Sparse arrays is a mathematical abstraction that completely ignores the implementation details. Formally, they are any matrix that has "many" zeros (or null) values. The practical problem is that most useful optimizations around sparse arrays require closely matching implementation details against the problem to be solved. With sparse arrays, implementation details are killers.
For instance, suppose the standard solution is adopted. The sparse array will be organized as an array of linked lists representing the rows, with each row containing another linked list that contains the individual data values. What happens if you want to do a matrix multiply? A matrix multiply requires a column by row lookup and a row by column lookup. One will be an O(1) lookup, and the other will be a O(n^2) lookup. This makes a full matrix multiply an O(n^5) operation, and memory is the least of everyone's worries.
To optimize the code, it is necessary to look closely at how the matrix will be built and used. However, as soon as that starts happening, the matrix multiply decomposes into a bunch of specialized matrix operations. At this point, the abstraction starts falling apart.
a) Assume the multiplication involves a diagonal matrix. Then the optimum solution is to store the diagonal matrix as a 1xn matrix, and specialize the matrix code. This was the favoured approach from numerical methods in C and Fortran.
b) Assume the multiplication involves a tridiagonal matrix. Then the optimum solution is to store the tridiagonal matrix as a 3xn matrix, and specialize the matrix code. Again, see numerical methods in C and Fortran, or just about any good matrix library.

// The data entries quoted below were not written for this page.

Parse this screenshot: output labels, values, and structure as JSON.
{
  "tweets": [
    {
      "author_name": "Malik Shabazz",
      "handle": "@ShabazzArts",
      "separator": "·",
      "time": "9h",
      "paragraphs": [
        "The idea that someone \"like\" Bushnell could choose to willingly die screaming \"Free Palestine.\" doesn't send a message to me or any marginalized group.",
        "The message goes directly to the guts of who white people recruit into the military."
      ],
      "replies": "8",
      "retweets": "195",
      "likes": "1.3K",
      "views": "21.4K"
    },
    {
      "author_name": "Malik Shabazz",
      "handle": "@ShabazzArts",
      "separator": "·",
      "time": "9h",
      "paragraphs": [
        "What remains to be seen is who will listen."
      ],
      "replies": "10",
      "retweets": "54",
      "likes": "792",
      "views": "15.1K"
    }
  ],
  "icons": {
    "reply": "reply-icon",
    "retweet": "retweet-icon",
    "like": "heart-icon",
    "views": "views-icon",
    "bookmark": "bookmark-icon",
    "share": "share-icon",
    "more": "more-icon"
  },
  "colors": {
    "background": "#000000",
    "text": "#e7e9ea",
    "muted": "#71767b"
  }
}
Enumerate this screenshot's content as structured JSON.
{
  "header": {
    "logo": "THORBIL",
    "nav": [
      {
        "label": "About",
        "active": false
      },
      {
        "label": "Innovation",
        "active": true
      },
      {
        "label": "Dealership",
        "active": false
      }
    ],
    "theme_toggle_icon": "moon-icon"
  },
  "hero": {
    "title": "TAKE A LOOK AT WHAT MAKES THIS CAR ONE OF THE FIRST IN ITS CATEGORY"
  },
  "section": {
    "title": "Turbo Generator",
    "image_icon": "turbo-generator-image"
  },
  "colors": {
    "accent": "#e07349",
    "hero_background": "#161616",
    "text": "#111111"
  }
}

c) Assume the matrix operation involves a "control-systems" style matrix. One populated row, followed by a diagonal series of rows with one or two elements. The optimum solution is to develop specialized code. For most control systems problems, this matrix never changes.
d) Control systems often have a compact matrix representation involving a series of matrix multiplies. However, if the matrix multiplies are analysed, they become a much simpler sequence of equations that can often be executed in O(n^2) time instead of the longer O(n^3) time of the matrix multiplies. As such, develop specialized code. Both MatLab and Mathematica have functions where numerical operations can be broken down into there constituent formulas and saved as "C" code.
e) Assume we really need to frequently multiply a truly sparse array. Then build two sets of linked lists, one organized by row/column and another organized by column/row. Then both the row and column lookups can be done as an O(1) operation. The matrix multiply is a O(n^3) operation.
f) Just because the inputs to a matrix operation are sparse, doesn't mean the output array is sparse. I'm thinking of Singular Value Decomposition, some matrix multiplies, matrix inverses, matrix pseudo-inverses, and covariance matrices. Also, some matrices that appear in Quantum physics. In this case, matrix operations need to be further specialized to deal with creating non-sparse matrices from sparse-matrices. Additionally, some matrices may need to be rounded to sparse, even though they may be fully populated, like some covariance matrices.
In the end, sparse matrices are simply a descriptive term for a bunch of application-specific optimizations. Sparse matrices devolve into numerical optimizations that no-one cares about unless they are looking at an application that requires the specific numerical optimization. I'm not surprised high-school CS coders don't "understand" them.